Cons: He would have to have regular conversations with Gareth Morgan and Sean Plunket. Also, there’s no guarantee at all TOP will make it into Parliament in 2020, which would mean years of wasted effort, followed by a depressing election night party with Gareth Morgan and Sean Plunket.
The Māori Party
Pros: O’Sullivan would have an okay chance of winning a seat for the party, and bringing them back into Parliament. From there, he may be able to wrangle a permanent Kingmaker position, with the party switching between whoever was more dominant out of National or Labour.
Cons: The party absolutely hated Lance O’Sullivan suggesting he should come in and be the sole leader, and that’s unlikely to be forgotten.
Pros: This is actually not as insane as it sounds, given Lance O’Sullivan was a strong supporter of the ASPIRE scholarship system, backed by the ACT Party.
Cons: The party is unlikely to be able to fund enough Epsom voters to move to make a difference in the Northland electorate, which means he’s probably unelectable on an ACT ticket.
The Cannabis Party
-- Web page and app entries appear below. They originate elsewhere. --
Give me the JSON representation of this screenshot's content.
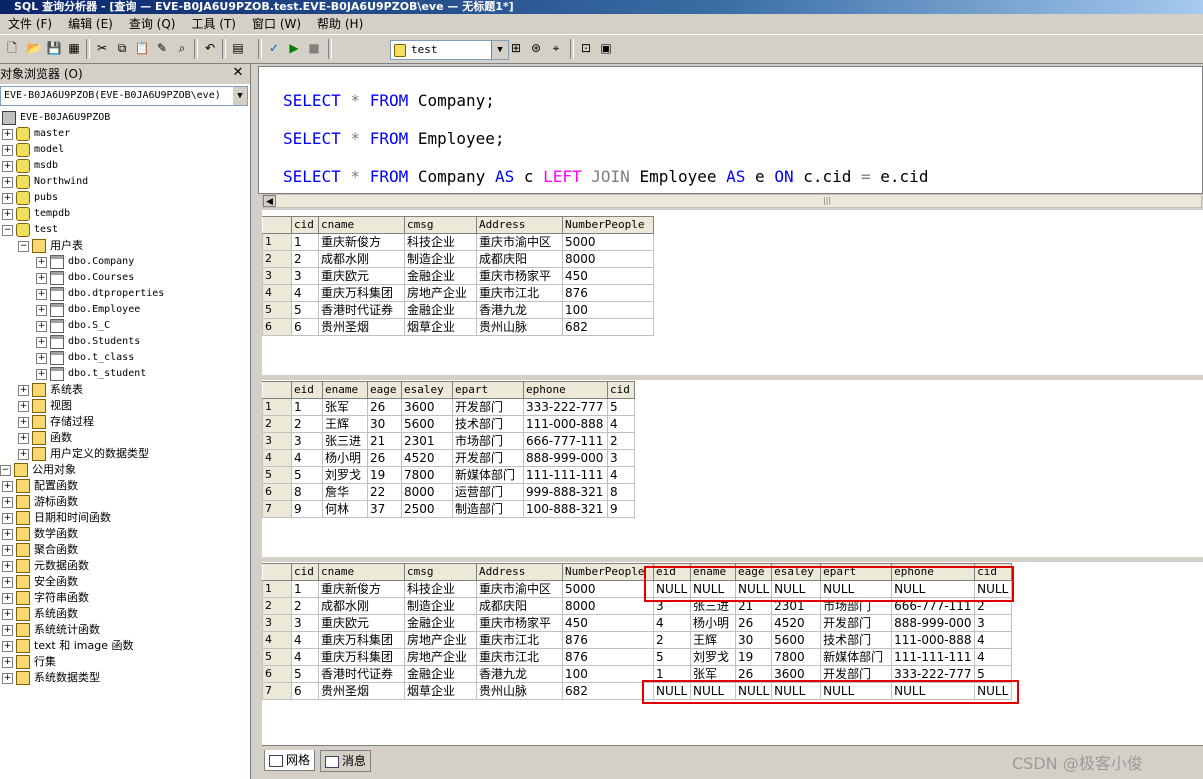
{
  "window": {
    "title": "SQL 查询分析器 - [查询 — EVE-B0JA6U9PZOB.test.EVE-B0JA6U9PZOB\\eve — 无标题1*]"
  },
  "menu": [
    "文件 (F)",
    "编辑 (E)",
    "查询 (Q)",
    "工具 (T)",
    "窗口 (W)",
    "帮助 (H)"
  ],
  "toolbar": {
    "database": "test"
  },
  "object_browser": {
    "title": "对象浏览器 (O)",
    "server_combo": "EVE-B0JA6U9PZOB(EVE-B0JA6U9PZOB\\eve)",
    "server": "EVE-B0JA6U9PZOB",
    "databases": [
      "master",
      "model",
      "msdb",
      "Northwind",
      "pubs",
      "tempdb",
      "test"
    ],
    "user_tables_folder": "用户表",
    "tables": [
      "dbo.Company",
      "dbo.Courses",
      "dbo.dtproperties",
      "dbo.Employee",
      "dbo.S_C",
      "dbo.Students",
      "dbo.t_class",
      "dbo.t_student"
    ],
    "test_folders": [
      "系统表",
      "视图",
      "存储过程",
      "函数",
      "用户定义的数据类型"
    ],
    "common_objects": "公用对象",
    "function_folders": [
      "配置函数",
      "游标函数",
      "日期和时间函数",
      "数学函数",
      "聚合函数",
      "元数据函数",
      "安全函数",
      "字符串函数",
      "系统函数",
      "系统统计函数",
      "text 和 image 函数",
      "行集",
      "系统数据类型"
    ]
  },
  "editor": {
    "line1": {
      "k1": "SELECT",
      "star": " * ",
      "k2": "FROM",
      "t": " Company;"
    },
    "line2": {
      "k1": "SELECT",
      "star": " * ",
      "k2": "FROM",
      "t": " Employee;"
    },
    "line3": {
      "k1": "SELECT",
      "star": " * ",
      "k2": "FROM",
      "t1": " Company ",
      "as1": "AS",
      "a1": " c ",
      "left": "LEFT",
      "join": " JOIN",
      "t2": " Employee ",
      "as2": "AS",
      "a2": " e ",
      "on": "ON",
      "cond1": " c.cid",
      "eq": " = ",
      "cond2": "e.cid"
    }
  },
  "result1": {
    "columns": [
      "cid",
      "cname",
      "cmsg",
      "Address",
      "NumberPeople"
    ],
    "rows": [
      [
        "1",
        "1",
        "重庆新俊方",
        "科技企业",
        "重庆市渝中区",
        "5000"
      ],
      [
        "2",
        "2",
        "成都水刚",
        "制造企业",
        "成都庆阳",
        "8000"
      ],
      [
        "3",
        "3",
        "重庆欧元",
        "金融企业",
        "重庆市杨家平",
        "450"
      ],
      [
        "4",
        "4",
        "重庆万科集团",
        "房地产企业",
        "重庆市江北",
        "876"
      ],
      [
        "5",
        "5",
        "香港时代证券",
        "金融企业",
        "香港九龙",
        "100"
      ],
      [
        "6",
        "6",
        "贵州圣烟",
        "烟草企业",
        "贵州山脉",
        "682"
      ]
    ]
  },
  "result2": {
    "columns": [
      "eid",
      "ename",
      "eage",
      "esaley",
      "epart",
      "ephone",
      "cid"
    ],
    "rows": [
      [
        "1",
        "1",
        "张军",
        "26",
        "3600",
        "开发部门",
        "333-222-777",
        "5"
      ],
      [
        "2",
        "2",
        "王辉",
        "30",
        "5600",
        "技术部门",
        "111-000-888",
        "4"
      ],
      [
        "3",
        "3",
        "张三进",
        "21",
        "2301",
        "市场部门",
        "666-777-111",
        "2"
      ],
      [
        "4",
        "4",
        "杨小明",
        "26",
        "4520",
        "开发部门",
        "888-999-000",
        "3"
      ],
      [
        "5",
        "5",
        "刘罗戈",
        "19",
        "7800",
        "新媒体部门",
        "111-111-111",
        "4"
      ],
      [
        "6",
        "8",
        "詹华",
        "22",
        "8000",
        "运营部门",
        "999-888-321",
        "8"
      ],
      [
        "7",
        "9",
        "何林",
        "37",
        "2500",
        "制造部门",
        "100-888-321",
        "9"
      ]
    ]
  },
  "result3": {
    "columns": [
      "cid",
      "cname",
      "cmsg",
      "Address",
      "NumberPeople",
      "eid",
      "ename",
      "eage",
      "esaley",
      "epart",
      "ephone",
      "cid"
    ],
    "rows": [
      [
        "1",
        "1",
        "重庆新俊方",
        "科技企业",
        "重庆市渝中区",
        "5000",
        "NULL",
        "NULL",
        "NULL",
        "NULL",
        "NULL",
        "NULL",
        "NULL"
      ],
      [
        "2",
        "2",
        "成都水刚",
        "制造企业",
        "成都庆阳",
        "8000",
        "3",
        "张三进",
        "21",
        "2301",
        "市场部门",
        "666-777-111",
        "2"
      ],
      [
        "3",
        "3",
        "重庆欧元",
        "金融企业",
        "重庆市杨家平",
        "450",
        "4",
        "杨小明",
        "26",
        "4520",
        "开发部门",
        "888-999-000",
        "3"
      ],
      [
        "4",
        "4",
        "重庆万科集团",
        "房地产企业",
        "重庆市江北",
        "876",
        "2",
        "王辉",
        "30",
        "5600",
        "技术部门",
        "111-000-888",
        "4"
      ],
      [
        "5",
        "4",
        "重庆万科集团",
        "房地产企业",
        "重庆市江北",
        "876",
        "5",
        "刘罗戈",
        "19",
        "7800",
        "新媒体部门",
        "111-111-111",
        "4"
      ],
      [
        "6",
        "5",
        "香港时代证券",
        "金融企业",
        "香港九龙",
        "100",
        "1",
        "张军",
        "26",
        "3600",
        "开发部门",
        "333-222-777",
        "5"
      ],
      [
        "7",
        "6",
        "贵州圣烟",
        "烟草企业",
        "贵州山脉",
        "682",
        "NULL",
        "NULL",
        "NULL",
        "NULL",
        "NULL",
        "NULL",
        "NULL"
      ]
    ]
  },
  "tabs": {
    "grid": "网格",
    "messages": "消息"
  },
  "watermark": "CSDN @极客小俊",
  "colors": {
    "keyword": "#0000ff",
    "join_keyword": "#ff00ff",
    "highlight_box": "#e00000"
  }
}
Pros: Lance O’Sullivan leading The Cannabis Party would effectively capture every constituency in Northland. And, he does actually want to end the war on drugs. Finally, since the party’s brutal schism in 2017, they’re ripe for a takeover.
Cons: There are none. This is by far the best option.
But should parties really go all out for the Doctor?
Lance O’Sullivan is not necessarily the great get that many are assuming. Yes, he’s given decades of tireless community service. Yes, he’s achieved remarkable things and has a highly trusted public profile. Yes, he’s devastatingly handsome. But he may not actually fit into politics.
Lance O’Sullivan appears to have a messianic streak in his personality, a desire to change the world combined with a belief that he can. As his overtures to the Māori Party showed, he wants to run the show. Would that go down well in parties that already have established pecking orders? Can he keep quiet if he has a disagreement with party policy? Given how unafraid he’s been about speaking out on controversial topics in the past, parties may be nervous about bringing him into their ranks.
To get in, he would need to join a party’s branch in a winnable seat, or convince party power-brokers to parachute him in on the list. And these sort of big recruitment coups don’t necessarily work out; despite being a marvellous human being, David Shearer’s political career was an abject failure. He was a former New Zealander of the Year too.
This section is made possible by Simplicity, New Zealand’s fastest growing KiwiSaver scheme. As a nonprofit, Simplicity only charges members what it costs to invest their money. It already has more than 12,500 plus members who, together, are saving more than $3.8 million annually in fees. This year, New Zealanders will pay more than $525 million in KiwiSaver fees. Why pay more than you need to? It takes two minutes to switch. Grab your IRD # and driver’s licence. It really is that simple.
The Bulletin is The Spinoff’s acclaimed daily digest of New Zealand’s most important stories, delivered directly to your inbox each morning.